== DATASET ENTRIES
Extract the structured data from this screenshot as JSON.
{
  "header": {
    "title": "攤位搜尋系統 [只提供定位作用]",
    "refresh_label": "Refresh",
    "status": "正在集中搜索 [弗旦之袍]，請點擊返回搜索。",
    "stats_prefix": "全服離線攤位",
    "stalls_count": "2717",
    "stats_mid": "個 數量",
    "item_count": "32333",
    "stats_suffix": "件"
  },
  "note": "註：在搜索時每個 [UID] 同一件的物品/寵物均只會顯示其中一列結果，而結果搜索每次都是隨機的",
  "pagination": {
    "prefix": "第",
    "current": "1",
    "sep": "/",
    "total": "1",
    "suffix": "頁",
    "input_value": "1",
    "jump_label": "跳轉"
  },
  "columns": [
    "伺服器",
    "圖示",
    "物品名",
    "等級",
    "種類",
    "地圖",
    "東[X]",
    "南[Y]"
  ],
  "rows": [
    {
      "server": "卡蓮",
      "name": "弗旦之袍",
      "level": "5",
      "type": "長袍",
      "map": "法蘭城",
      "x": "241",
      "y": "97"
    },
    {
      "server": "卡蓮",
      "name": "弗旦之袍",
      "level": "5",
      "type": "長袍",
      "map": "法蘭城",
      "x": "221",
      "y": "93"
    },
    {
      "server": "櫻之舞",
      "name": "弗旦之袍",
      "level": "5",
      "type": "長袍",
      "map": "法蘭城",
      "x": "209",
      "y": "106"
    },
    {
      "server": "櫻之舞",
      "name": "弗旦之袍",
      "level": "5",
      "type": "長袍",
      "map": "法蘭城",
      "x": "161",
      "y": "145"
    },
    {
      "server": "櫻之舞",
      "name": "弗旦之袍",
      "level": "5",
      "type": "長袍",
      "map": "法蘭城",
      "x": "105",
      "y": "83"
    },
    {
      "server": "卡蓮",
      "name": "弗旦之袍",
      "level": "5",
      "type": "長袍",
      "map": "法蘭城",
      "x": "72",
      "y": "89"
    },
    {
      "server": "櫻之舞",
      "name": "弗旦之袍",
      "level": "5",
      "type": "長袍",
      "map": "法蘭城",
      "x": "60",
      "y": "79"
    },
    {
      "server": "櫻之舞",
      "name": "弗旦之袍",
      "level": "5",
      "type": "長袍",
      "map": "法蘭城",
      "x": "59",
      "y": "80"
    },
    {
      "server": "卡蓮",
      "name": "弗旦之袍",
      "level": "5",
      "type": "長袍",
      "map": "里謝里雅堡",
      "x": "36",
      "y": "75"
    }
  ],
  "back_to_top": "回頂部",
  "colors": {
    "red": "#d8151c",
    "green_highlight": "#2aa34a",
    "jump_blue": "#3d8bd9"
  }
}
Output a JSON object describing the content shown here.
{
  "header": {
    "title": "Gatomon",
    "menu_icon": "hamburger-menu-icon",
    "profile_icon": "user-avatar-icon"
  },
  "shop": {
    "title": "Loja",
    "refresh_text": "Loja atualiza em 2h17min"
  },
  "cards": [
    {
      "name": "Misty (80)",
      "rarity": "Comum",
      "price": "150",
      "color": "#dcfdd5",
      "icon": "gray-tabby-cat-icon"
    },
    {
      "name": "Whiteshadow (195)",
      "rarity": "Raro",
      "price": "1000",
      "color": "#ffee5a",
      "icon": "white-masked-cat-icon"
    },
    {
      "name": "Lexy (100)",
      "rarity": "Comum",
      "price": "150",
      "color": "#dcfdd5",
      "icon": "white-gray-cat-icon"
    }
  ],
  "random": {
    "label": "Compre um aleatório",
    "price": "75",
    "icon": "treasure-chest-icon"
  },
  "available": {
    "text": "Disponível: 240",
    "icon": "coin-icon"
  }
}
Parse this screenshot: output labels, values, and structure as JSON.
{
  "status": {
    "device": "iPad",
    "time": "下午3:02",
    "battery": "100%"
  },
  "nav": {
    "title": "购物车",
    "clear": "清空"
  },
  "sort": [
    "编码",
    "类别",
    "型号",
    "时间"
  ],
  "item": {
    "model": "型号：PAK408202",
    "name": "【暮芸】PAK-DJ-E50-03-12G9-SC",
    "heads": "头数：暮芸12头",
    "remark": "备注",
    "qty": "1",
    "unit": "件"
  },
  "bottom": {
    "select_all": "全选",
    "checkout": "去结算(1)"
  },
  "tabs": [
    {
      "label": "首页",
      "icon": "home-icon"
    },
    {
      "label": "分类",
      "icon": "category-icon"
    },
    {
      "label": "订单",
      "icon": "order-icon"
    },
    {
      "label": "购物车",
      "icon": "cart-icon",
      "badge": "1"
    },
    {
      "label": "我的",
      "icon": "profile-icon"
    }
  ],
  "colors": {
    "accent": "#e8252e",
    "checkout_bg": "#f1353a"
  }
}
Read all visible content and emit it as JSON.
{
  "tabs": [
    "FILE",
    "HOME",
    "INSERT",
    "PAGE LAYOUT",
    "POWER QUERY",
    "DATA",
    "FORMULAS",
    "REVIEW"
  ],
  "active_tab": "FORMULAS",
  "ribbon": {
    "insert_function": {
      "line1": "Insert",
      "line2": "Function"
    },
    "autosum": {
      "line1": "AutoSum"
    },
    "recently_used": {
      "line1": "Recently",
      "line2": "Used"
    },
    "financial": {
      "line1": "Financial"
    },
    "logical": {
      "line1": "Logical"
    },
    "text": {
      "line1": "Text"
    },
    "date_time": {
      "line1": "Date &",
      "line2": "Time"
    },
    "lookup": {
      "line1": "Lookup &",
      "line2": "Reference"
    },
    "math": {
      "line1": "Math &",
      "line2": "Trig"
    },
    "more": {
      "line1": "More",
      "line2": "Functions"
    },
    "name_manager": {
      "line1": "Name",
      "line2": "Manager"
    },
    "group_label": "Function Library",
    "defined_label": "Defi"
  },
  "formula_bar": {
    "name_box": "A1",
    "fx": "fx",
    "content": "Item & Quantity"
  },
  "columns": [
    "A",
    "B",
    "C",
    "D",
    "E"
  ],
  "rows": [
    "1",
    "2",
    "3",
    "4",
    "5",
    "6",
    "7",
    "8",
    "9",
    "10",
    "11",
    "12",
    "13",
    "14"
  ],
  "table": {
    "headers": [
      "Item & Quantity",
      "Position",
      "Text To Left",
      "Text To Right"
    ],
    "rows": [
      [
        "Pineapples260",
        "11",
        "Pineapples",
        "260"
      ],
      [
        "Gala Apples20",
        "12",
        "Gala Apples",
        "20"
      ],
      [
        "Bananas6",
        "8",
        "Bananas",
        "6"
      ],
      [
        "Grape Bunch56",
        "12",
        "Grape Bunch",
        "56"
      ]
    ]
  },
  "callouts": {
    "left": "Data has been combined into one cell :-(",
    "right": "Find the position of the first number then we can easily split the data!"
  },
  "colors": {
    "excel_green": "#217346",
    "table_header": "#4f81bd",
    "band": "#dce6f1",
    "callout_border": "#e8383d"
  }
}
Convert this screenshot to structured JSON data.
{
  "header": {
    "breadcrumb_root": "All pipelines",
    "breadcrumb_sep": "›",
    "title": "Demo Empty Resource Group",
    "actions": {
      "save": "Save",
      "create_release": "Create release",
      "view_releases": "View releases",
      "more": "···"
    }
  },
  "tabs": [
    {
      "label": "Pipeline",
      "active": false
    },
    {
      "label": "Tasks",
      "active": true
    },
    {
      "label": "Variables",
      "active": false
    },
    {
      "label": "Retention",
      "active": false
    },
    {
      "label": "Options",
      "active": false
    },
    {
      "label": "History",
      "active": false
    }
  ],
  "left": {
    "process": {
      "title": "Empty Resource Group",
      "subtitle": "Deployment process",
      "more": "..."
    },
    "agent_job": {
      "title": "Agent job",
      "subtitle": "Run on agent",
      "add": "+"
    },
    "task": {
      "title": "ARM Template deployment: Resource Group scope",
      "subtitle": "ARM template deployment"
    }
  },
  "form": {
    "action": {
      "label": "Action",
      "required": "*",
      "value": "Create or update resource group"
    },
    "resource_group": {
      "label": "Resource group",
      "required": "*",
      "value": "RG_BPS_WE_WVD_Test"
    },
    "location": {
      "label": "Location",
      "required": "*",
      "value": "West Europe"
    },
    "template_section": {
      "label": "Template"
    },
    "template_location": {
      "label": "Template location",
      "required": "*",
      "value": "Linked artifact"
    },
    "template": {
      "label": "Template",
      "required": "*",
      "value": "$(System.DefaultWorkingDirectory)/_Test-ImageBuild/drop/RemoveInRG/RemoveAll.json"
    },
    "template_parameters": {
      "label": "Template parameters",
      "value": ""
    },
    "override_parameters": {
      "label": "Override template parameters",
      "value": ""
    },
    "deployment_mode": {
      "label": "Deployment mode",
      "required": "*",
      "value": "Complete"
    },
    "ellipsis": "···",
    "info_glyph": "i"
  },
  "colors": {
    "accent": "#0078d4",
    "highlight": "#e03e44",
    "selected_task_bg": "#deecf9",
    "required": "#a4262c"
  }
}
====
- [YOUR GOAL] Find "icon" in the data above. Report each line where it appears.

- [REPLY]
    "menu_icon": "hamburger-menu-icon",
    "profile_icon": "user-avatar-icon"
      "icon": "gray-tabby-cat-icon"
      "icon": "white-masked-cat-icon"
      "icon": "white-gray-cat-icon"
    "icon": "treasure-chest-icon"
    "icon": "coin-icon"
      "icon": "home-icon"
      "icon": "category-icon"
      "icon": "order-icon"
      "icon": "cart-icon",
      "icon": "profile-icon"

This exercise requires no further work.